### Work to be completed
Each line below should be restated exactly, with nothing dropped.

Items from an interface collection
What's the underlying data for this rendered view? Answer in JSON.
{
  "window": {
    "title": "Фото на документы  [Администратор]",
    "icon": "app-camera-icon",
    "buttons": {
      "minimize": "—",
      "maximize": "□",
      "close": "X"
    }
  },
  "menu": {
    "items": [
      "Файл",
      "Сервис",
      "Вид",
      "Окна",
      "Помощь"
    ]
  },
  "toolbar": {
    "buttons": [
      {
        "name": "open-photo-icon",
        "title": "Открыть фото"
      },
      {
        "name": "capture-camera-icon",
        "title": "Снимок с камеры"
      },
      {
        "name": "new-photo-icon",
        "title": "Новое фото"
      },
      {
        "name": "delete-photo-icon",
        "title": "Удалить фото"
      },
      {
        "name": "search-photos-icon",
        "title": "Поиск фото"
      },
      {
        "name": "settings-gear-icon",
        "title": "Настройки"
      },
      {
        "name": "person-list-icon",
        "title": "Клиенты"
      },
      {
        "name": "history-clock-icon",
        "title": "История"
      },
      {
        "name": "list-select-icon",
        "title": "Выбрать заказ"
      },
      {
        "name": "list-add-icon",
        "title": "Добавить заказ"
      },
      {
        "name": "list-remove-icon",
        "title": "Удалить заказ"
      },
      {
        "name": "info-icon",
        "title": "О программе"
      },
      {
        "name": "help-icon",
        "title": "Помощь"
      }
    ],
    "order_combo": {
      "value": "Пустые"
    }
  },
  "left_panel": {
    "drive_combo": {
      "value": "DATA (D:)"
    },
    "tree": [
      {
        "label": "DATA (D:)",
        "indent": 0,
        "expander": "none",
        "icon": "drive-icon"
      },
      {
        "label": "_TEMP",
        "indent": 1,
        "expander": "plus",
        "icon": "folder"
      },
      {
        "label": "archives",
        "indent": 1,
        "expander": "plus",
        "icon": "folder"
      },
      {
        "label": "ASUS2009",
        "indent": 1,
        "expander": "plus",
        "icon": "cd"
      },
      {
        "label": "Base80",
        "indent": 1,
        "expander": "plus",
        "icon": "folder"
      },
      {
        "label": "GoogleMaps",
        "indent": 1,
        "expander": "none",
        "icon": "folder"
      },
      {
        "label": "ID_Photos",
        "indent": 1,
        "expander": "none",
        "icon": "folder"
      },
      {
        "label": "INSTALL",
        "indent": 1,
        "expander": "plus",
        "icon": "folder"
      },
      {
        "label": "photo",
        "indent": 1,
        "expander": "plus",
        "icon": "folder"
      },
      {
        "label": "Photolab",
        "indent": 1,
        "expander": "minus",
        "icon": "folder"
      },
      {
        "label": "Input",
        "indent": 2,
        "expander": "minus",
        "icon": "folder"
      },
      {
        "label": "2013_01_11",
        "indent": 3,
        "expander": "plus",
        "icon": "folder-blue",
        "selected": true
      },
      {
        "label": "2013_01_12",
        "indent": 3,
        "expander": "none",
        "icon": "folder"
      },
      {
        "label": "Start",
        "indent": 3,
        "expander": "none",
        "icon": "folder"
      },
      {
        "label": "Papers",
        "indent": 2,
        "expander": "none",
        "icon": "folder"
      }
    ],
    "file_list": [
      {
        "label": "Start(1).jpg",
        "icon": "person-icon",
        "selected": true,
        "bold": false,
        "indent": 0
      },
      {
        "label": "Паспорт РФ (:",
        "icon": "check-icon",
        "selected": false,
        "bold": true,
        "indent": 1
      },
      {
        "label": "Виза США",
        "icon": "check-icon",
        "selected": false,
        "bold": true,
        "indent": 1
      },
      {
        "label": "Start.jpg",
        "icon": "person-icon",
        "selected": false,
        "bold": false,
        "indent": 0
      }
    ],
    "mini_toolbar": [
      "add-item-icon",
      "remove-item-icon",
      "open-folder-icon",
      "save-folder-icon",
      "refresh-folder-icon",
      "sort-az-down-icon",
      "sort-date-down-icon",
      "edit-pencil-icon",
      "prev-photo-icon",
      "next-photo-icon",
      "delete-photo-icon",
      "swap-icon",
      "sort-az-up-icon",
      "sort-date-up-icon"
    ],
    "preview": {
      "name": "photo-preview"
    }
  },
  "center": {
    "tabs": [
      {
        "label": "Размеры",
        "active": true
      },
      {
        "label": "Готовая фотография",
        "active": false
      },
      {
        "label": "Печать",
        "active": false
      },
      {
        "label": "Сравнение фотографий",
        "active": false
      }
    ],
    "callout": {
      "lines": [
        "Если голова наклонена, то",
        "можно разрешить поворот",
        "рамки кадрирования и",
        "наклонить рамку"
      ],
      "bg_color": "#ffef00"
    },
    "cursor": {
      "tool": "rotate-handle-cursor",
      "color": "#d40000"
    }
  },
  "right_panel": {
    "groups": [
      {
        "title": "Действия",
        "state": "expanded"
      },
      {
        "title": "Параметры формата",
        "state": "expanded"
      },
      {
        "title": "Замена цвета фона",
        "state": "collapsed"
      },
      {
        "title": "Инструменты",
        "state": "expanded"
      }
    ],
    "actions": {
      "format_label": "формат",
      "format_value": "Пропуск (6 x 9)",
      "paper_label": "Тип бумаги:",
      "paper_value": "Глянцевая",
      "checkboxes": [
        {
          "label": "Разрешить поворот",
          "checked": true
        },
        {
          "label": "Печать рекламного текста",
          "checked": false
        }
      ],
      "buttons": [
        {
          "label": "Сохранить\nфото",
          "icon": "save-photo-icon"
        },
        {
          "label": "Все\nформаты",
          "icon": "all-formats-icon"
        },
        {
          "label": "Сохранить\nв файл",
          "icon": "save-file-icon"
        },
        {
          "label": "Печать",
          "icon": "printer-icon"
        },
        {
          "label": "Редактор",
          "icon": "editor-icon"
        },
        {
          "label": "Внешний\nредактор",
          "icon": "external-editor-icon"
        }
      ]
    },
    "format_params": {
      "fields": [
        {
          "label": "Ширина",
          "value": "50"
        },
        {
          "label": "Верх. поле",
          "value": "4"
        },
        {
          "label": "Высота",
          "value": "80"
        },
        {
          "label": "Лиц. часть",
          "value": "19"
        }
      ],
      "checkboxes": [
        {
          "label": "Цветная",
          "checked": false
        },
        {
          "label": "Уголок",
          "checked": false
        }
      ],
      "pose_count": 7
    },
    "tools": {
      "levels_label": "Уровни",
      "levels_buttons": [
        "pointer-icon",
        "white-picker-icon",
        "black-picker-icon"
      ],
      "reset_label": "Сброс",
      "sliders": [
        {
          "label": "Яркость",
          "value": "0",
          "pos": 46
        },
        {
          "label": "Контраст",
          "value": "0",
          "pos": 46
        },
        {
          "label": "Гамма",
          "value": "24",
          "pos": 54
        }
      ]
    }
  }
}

### Task solution
What's the underlying data for this rendered view? Answer in JSON.
{
  "window": {
    "title": "Фото на документы  [Администратор]",
    "icon": "app-camera-icon",
    "buttons": {
      "minimize": "—",
      "maximize": "□",
      "close": "X"
    }
  },
  "menu": {
    "items": [
      "Файл",
      "Сервис",
      "Вид",
      "Окна",
      "Помощь"
    ]
  },
  "toolbar": {
    "buttons": [
      {
        "name": "open-photo-icon",
        "title": "Открыть фото"
      },
      {
        "name": "capture-camera-icon",
        "title": "Снимок с камеры"
      },
      {
        "name": "new-photo-icon",
        "title": "Новое фото"
      },
      {
        "name": "delete-photo-icon",
        "title": "Удалить фото"
      },
      {
        "name": "search-photos-icon",
        "title": "Поиск фото"
      },
      {
        "name": "settings-gear-icon",
        "title": "Настройки"
      },
      {
        "name": "person-list-icon",
        "title": "Клиенты"
      },
      {
        "name": "history-clock-icon",
        "title": "История"
      },
      {
        "name": "list-select-icon",
        "title": "Выбрать заказ"
      },
      {
        "name": "list-add-icon",
        "title": "Добавить заказ"
      },
      {
        "name": "list-remove-icon",
        "title": "Удалить заказ"
      },
      {
        "name": "info-icon",
        "title": "О программе"
      },
      {
        "name": "help-icon",
        "title": "Помощь"
      }
    ],
    "order_combo": {
      "value": "Пустые"
    }
  },
  "left_panel": {
    "drive_combo": {
      "value": "DATA (D:)"
    },
    "tree": [
      {
        "label": "DATA (D:)",
        "indent": 0,
        "expander": "none",
        "icon": "drive-icon"
      },
      {
        "label": "_TEMP",
        "indent": 1,
        "expander": "plus",
        "icon": "folder"
      },
      {
        "label": "archives",
        "indent": 1,
        "expander": "plus",
        "icon": "folder"
      },
      {
        "label": "ASUS2009",
        "indent": 1,
        "expander": "plus",
        "icon": "cd"
      },
      {
        "label": "Base80",
        "indent": 1,
        "expander": "plus",
        "icon": "folder"
      },
      {
        "label": "GoogleMaps",
        "indent": 1,
        "expander": "none",
        "icon": "folder"
      },
      {
        "label": "ID_Photos",
        "indent": 1,
        "expander": "none",
        "icon": "folder"
      },
      {
        "label": "INSTALL",
        "indent": 1,
        "expander": "plus",
        "icon": "folder"
      },
      {
        "label": "photo",
        "indent": 1,
        "expander": "plus",
        "icon": "folder"
      },
      {
        "label": "Photolab",
        "indent": 1,
        "expander": "minus",
        "icon": "folder"
      },
      {
        "label": "Input",
        "indent": 2,
        "expander": "minus",
        "icon": "folder"
      },
      {
        "label": "2013_01_11",
        "indent": 3,
        "expander": "plus",
        "icon": "folder-blue",
        "selected": true
      },
      {
        "label": "2013_01_12",
        "indent": 3,
        "expander": "none",
        "icon": "folder"
      },
      {
        "label": "Start",
        "indent": 3,
        "expander": "none",
        "icon": "folder"
      },
      {
        "label": "Papers",
        "indent": 2,
        "expander": "none",
        "icon": "folder"
      }
    ],
    "file_list": [
      {
        "label": "Start(1).jpg",
        "icon": "person-icon",
        "selected": true,
        "bold": false,
        "indent": 0
      },
      {
        "label": "Паспорт РФ (:",
        "icon": "check-icon",
        "selected": false,
        "bold": true,
        "indent": 1
      },
      {
        "label": "Виза США",
        "icon": "check-icon",
        "selected": false,
        "bold": true,
        "indent": 1
      },
      {
        "label": "Start.jpg",
        "icon": "person-icon",
        "selected": false,
        "bold": false,
        "indent": 0
      }
    ],
    "mini_toolbar": [
      "add-item-icon",
      "remove-item-icon",
      "open-folder-icon",
      "save-folder-icon",
      "refresh-folder-icon",
      "sort-az-down-icon",
      "sort-date-down-icon",
      "edit-pencil-icon",
      "prev-photo-icon",
      "next-photo-icon",
      "delete-photo-icon",
      "swap-icon",
      "sort-az-up-icon",
      "sort-date-up-icon"
    ],
    "preview": {
      "name": "photo-preview"
    }
  },
  "center": {
    "tabs": [
      {
        "label": "Размеры",
        "active": true
      },
      {
        "label": "Готовая фотография",
        "active": false
      },
      {
        "label": "Печать",
        "active": false
      },
      {
        "label": "Сравнение фотографий",
        "active": false
      }
    ],
    "callout": {
      "lines": [
        "Если голова наклонена, то",
        "можно разрешить поворот",
        "рамки кадрирования и",
        "наклонить рамку"
      ],
      "bg_color": "#ffef00"
    },
    "cursor": {
      "tool": "rotate-handle-cursor",
      "color": "#d40000"
    }
  },
  "right_panel": {
    "groups": [
      {
        "title": "Действия",
        "state": "expanded"
      },
      {
        "title": "Параметры формата",
        "state": "expanded"
      },
      {
        "title": "Замена цвета фона",
        "state": "collapsed"
      },
      {
        "title": "Инструменты",
        "state": "expanded"
      }
    ],
    "actions": {
      "format_label": "формат",
      "format_value": "Пропуск (6 x 9)",
      "paper_label": "Тип бумаги:",
      "paper_value": "Глянцевая",
      "checkboxes": [
        {
          "label": "Разрешить поворот",
          "checked": true
        },
        {
          "label": "Печать рекламного текста",
          "checked": false
        }
      ],
      "buttons": [
        {
          "label": "Сохранить\nфото",
          "icon": "save-photo-icon"
        },
        {
          "label": "Все\nформаты",
          "icon": "all-formats-icon"
        },
        {
          "label": "Сохранить\nв файл",
          "icon": "save-file-icon"
        },
        {
          "label": "Печать",
          "icon": "printer-icon"
        },
        {
          "label": "Редактор",
          "icon": "editor-icon"
        },
        {
          "label": "Внешний\nредактор",
          "icon": "external-editor-icon"
        }
      ]
    },
    "format_params": {
      "fields": [
        {
          "label": "Ширина",
          "value": "50"
        },
        {
          "label": "Верх. поле",
          "value": "4"
        },
        {
          "label": "Высота",
          "value": "80"
        },
        {
          "label": "Лиц. часть",
          "value": "19"
        }
      ],
      "checkboxes": [
        {
          "label": "Цветная",
          "checked": false
        },
        {
          "label": "Уголок",
          "checked": false
        }
      ],
      "pose_count": 7
    },
    "tools": {
      "levels_label": "Уровни",
      "levels_buttons": [
        "pointer-icon",
        "white-picker-icon",
        "black-picker-icon"
      ],
      "reset_label": "Сброс",
      "sliders": [
        {
          "label": "Яркость",
          "value": "0",
          "pos": 46
        },
        {
          "label": "Контраст",
          "value": "0",
          "pos": 46
        },
        {
          "label": "Гамма",
          "value": "24",
          "pos": 54
        }
      ]
    }
  }
}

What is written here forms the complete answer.